“Governments now recognise the need to reposition their defence assets to deal with the changing nature of security threats,” says Alex Wright of Fidelity International. He says military spending is likely to rise as global geopolitical uncertainty increases.
Wright highlights Ultra Electronics as a leader in modern defence and it also has operations in underwater weapons, military communications and nuclear operations.
Since defence companies typically benefit from long contracts and spending commitments from governments, they can have predictable revenues and growth prospects.
“The company’s acquisitive history has made it more complex than other businesses of similar market capitalisation, putting off many analysts and investors. But it is enacting a plan to simplify its structure, which should make it easier for the market to understand, as well as having operational benefits,” Wright says.
“Earnings had been dependent on the advertising cycle up until about four to five years ago when management changed tack,” says Crawford. The revenues from selling these shows overseas tend to be quite robust as foreign companies come back to buy follow-up seasons of the same programme.

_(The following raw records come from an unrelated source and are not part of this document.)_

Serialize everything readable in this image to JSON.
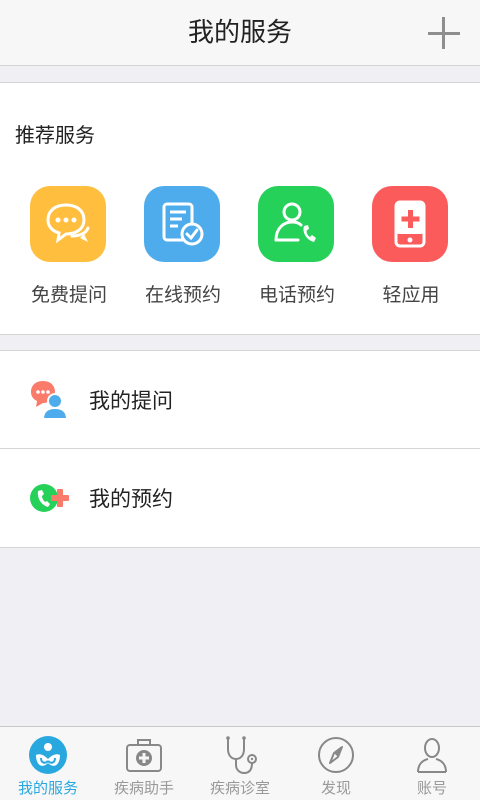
{
  "header": {
    "title": "我的服务",
    "add_icon": "plus-icon"
  },
  "recommended": {
    "title": "推荐服务",
    "items": [
      {
        "label": "免费提问",
        "icon": "chat-bubbles-icon",
        "color": "#ffbe3d"
      },
      {
        "label": "在线预约",
        "icon": "calendar-check-icon",
        "color": "#4facec"
      },
      {
        "label": "电话预约",
        "icon": "phone-user-icon",
        "color": "#26d15a"
      },
      {
        "label": "轻应用",
        "icon": "mobile-plus-icon",
        "color": "#fb5b5b"
      }
    ]
  },
  "my_list": {
    "items": [
      {
        "label": "我的提问",
        "icon": "question-user-icon"
      },
      {
        "label": "我的预约",
        "icon": "phone-plus-icon"
      }
    ]
  },
  "tabbar": {
    "active_color": "#29a8e0",
    "items": [
      {
        "label": "我的服务",
        "icon": "my-service-icon",
        "active": true
      },
      {
        "label": "疾病助手",
        "icon": "medical-kit-icon",
        "active": false
      },
      {
        "label": "疾病诊室",
        "icon": "stethoscope-icon",
        "active": false
      },
      {
        "label": "发现",
        "icon": "compass-icon",
        "active": false
      },
      {
        "label": "账号",
        "icon": "person-icon",
        "active": false
      }
    ]
  }
}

“ITV have a number of successful shows that they can sell-on to various channels globally and they have a strong track record of doing so,” he adds. ITV shares have risen considerably in recent years but Crawford believes there’s more to come for shareholders.